Kids ask the most interesting questions. My daughter came home from school today and asked me if it’s possible for two white parents to have a black baby? I answered yes. Genetics are a crap shoot, you never know who or what your child will look like (that is part of the fun, isn’t it?).
Then I saw this post by Execumama Online.
The movie tells the story of Sandra Laing, a black child born to white parents in the 1950s during the apartheid era in South Africa. Raised as white by her loving parents, Sandra is eventually kicked out of white society and must learn to find her way in South African society. The film follows her journey from rejection to acceptance. It stars Sam Neill, Alice Krige and Sophie Okonedo.
Yes, I’ll be taking my daughter to see this. It looks like a tear jerker of a movie that definitely deserves more attention than it’s getting. I haven’t seen a trailer for this movie on television at all, but danged if we’re not being inundated with stupid vampire ads. Please take a chance on this movie, it definitely looks like a must-see! Release date is set for 30 October.
I was not asked by anyone to plug this movie, I just think it looks like a movie that’s worth the price of admission.
I have a strange fascination with monkeys so when I saw this at Rite Aid, I just had to buy it.
Wordless Wednesday pay it forward…go here, add your name and link to the list and visit the blog of the person above you and leave comment. Not only is it fun but it gives you a chance to check out a new blog.
Let me say from the jump, I am a BE girl through and through but every now and then I like to try something new. Furthermore, I’m usually just a gloss and go kinda girl but on the rare occasions that I do wear lipstick, it’s usually something neutral or dark brown (yeah, I said dark brown). But the Maybelline Colorsensation display caught my eye. And I have to say the “Buy One, Get One Free” ad at Rite Aid sealed the deal (offer expires 30 October). The lipstick costs $7.49 per tube.

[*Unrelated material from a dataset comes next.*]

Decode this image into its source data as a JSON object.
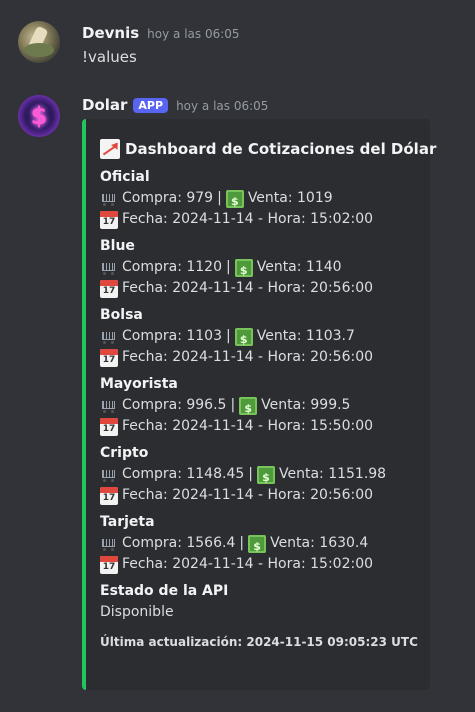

The ad dares you to “Fall in Love with Color…All Over Again.” I did! I did! There are 48 shades that fall into one of four categories: Pinks, Reds, Plums and Naturals. The colors are intense, rich and lustrous. And they smell pretty good too! (There is nothing worse than putting on some tacky-to-the-touch-petroleum-smelling lipstick – one of the reasons I gave up wearing lipstick a long time ago!)
I’ve been dying to try a pinky color since I saw Mrs. Obama rocking the shade during the campaign season (yeah, I’m “tardy for the party” but at least I showed up, right?). So I decided to pick up two shades: “Pink Me Up” and “Plum Perfect.”
“Pink Me Up” is a dusky mauvy pink color. Putting it on made me feel sorta playful. However, the shade is probably not the best shade for me. I have a sorta golden undertone and this shade of pink clashed and made my lips look a little matte and muddy. Maybe topping it off with a lipgloss would help but I was more interested in out of the tube coloring. Now had I gone to the shade selector on the Maybelline website before I went to the store, I would have purchased the perfect shade. (Yay for shade selectors! ‘Cause sometimes picking the right shade is hard).
The “Plum Perfect” is a deep berry color with a nice little shine to it. I have to say, this is a pretty sexy color and I can definitely see me wearing it on date night. I used a light hand (it is day time and I didn’t want to vamp it up too much), but with a heavy hand? Va-va-voom!
While I probably won’t rush out and buy more, I’m pretty happy with the two lipsticks that I did pick up (I used the “Pink Me Up” as a highlighter – dab in the center of the lips- with the “Plum Perfect” and let’s just say I got a pouty look that I love). If it’s been awhile since you’ve tried lipstick and you’re looking for something with intense color, I’d recommend Maybelline Colorsensational lipstick.
I did not receive any compensation for this review.